High above the town of Whitby a Benedictine abbey stands in ruins, another victim of King Henry VIII’s 16th century dissolution of the monasteries. Perched on East Cliff, Whitby Abbey overlooks the North Sea and the hills and dales of North Yorkshire.
A church has stood on the site since 657 AD; these ruins date from the 13th century. After the dissolution, the monastic buildings and the surrounding land became the property of the Cholmley family. The Abbot’s house was extended in the 17th and 18th centuries and is now the visitor centre and museum.
Where monks once lived a life of devotion and prayer today’s visitors stand in awe, gazing upwards at what remains of the ornate stonework. A light breeze whispering through the cloisters echoes songs of worship from the past.
Fondly known as the River City, Brisbane is defined by the broad stretches and tight bends of the Brisbane River. The 76 year old Story Bridge is one of 15 crossings connecting both sides of the city. Many watercraft use the river each day, including the paddle boat Kookaburra Queen: the view from her deck is perfect.
On 19th November 1941, the Australian Navy cruiser HMAS Sydney II engaged in a sea battle with the German raider HSK Kormoran off the coast of Western Australia. Both vessels sank and while most of the crew of the Kormoran were rescued, the 645 personnel on board Sydney all perished. The loss of HMAS Sydney II and her crew is still Australia’s worst naval disaster.
A memorial commemorating HMAS Sydney II and her crew stands on a hill overlooking the city of Geraldton, on the mid-north coast of Western Australia.
From a ship’s propeller to the flock of silver gulls and the dramatic sculpture of the Waiting Woman, the symbolism incorporated in the memorial is full of emotion, and is best explained by the plaques on the granite wall surrounding the site.

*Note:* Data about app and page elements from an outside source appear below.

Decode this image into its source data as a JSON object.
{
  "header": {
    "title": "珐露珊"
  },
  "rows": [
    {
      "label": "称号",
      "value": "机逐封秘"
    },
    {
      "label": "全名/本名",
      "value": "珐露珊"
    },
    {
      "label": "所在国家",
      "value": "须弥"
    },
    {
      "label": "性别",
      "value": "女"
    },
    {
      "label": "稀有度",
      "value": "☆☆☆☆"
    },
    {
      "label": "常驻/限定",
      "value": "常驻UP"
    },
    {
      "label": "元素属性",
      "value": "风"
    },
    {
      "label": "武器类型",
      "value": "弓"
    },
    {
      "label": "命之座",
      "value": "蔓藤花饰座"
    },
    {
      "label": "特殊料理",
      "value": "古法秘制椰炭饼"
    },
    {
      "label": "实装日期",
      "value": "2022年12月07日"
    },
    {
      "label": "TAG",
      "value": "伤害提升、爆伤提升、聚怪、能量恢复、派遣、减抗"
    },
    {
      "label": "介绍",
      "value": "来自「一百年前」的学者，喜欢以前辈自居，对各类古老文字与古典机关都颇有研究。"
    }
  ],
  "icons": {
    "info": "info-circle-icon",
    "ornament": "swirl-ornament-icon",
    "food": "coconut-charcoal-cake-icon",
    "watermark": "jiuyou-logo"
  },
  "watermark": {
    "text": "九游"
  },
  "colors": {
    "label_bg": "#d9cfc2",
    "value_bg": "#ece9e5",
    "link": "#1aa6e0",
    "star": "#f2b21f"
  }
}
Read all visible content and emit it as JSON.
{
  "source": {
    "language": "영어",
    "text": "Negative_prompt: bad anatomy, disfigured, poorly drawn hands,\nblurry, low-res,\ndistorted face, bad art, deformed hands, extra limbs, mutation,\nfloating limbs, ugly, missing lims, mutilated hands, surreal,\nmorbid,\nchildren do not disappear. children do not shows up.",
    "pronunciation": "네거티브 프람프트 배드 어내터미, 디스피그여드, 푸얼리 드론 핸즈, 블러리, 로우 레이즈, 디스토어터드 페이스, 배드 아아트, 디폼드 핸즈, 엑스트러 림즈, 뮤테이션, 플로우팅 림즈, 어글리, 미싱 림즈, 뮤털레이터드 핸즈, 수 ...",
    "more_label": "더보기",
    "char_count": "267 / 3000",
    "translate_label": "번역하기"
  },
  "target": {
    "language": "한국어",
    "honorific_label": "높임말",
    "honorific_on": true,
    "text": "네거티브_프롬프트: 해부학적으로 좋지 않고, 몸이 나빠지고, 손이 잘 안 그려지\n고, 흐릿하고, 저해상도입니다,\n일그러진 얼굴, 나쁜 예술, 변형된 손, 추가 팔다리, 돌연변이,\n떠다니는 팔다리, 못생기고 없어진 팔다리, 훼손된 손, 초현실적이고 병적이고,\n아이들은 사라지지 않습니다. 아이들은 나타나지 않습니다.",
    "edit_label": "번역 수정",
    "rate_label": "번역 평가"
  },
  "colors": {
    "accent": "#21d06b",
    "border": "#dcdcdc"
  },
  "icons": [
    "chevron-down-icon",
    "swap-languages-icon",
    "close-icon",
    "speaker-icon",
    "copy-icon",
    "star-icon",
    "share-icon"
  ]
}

Despite many intensive searches, the location of both shipwrecks was unknown for more than 60 years. They were finally discovered on 16 March 2008, lying of the floor of the Indian Ocean at a depth of more than 2 km.
Even though she was placed here long before they were found, the Waiting Woman looks towards the exact site where the ship and her crew lie. Was it an eerie coincidence or the hand of fate guiding the sculptors?
Darwin is the capital of the Northern Territory, in the part of Australia more fondly known as the Top End. It’s a laid back kind of place with a tropical climate and a relaxed lifestyle. We lived in Darwin for more than two years in the 1980s and it was still in rebuilding mode after being devastated by Cyclone Tracy in 1974. This was my first time back in the city and after 30 years I expected to see some changes.
In some ways, Darwin is very different. There are many new buildings, roadways and many more shops and businesses. In other ways it seemed as though very little had changed – the people still have the same easy going attitude to life and they are as friendly as ever.
The biggest change is the trees. In 1984, the landscape was dominated by new homes with new gardens. Now, there are trees – big trees – in every garden, on the footpaths and lining the highways. It’s green and lush, with tall palms, banana trees and spreading poincianas filling the skyline.
From Victoria Avenue, the view of the Cathedral of the Immaculate Conception of the Blessed Virgin Mary, more simply known as St Mary’s Cathedral, is similar to most other churches of its kind anywhere in the world. The imposing stone structure is complete with beautiful stained glass windows and a spired bell tower.
Come around the corner into Perth’s Victoria Square and a different view reveals the cathedral’s true character. It was built in three phases over the last 150 years and instead of blending each new part in with the original, the designers have created a building which showcases the old side by side with the new.
The first part of the cathedral was completed in 1865 in the Gothic style. Plans were made and funds raised to expand the cathedral in the Academic Gothic style in the 1920s but the Great Depression meant that the building program was never completed. After a bequest in 1999, the completion of the cathedral began and the new church was officially opened on 8 December, 2009.
Both inside and out St Mary’s Cathedral seamlessly blends the past and the present with its unique and distinctive style.
Brussels is a vibrant, cosmopolitan city with a rich history. The streets are always bustling with people heading in every direction. Come for one last walk with me and enjoy the sights of this wonderful place. Just make sure you look up and down as well as straight ahead, because there are surprises everywhere.
There’s more to Brussels than chocolate!
Relaxing in the park outside the Cathedral of Saint Michael and Saint Gudula
Night time in the Grand Place
On Rue Antione Dansaert
Outside Central Station
On Rue de l’Ecuyer
On Museum Square
Mannekin Pis is everywhere
Maison des Brasseurs, Grand Place
The view from our little balcony, across to the Bourse
Market day in the Grand Place
A gilded lady in the Grand Place
Belgium is beer
Follow the Circuit de Saint-Jacques de Compostelle
Parc de Bruxelles
In the grounds of the National Basilica of the Sacred Heart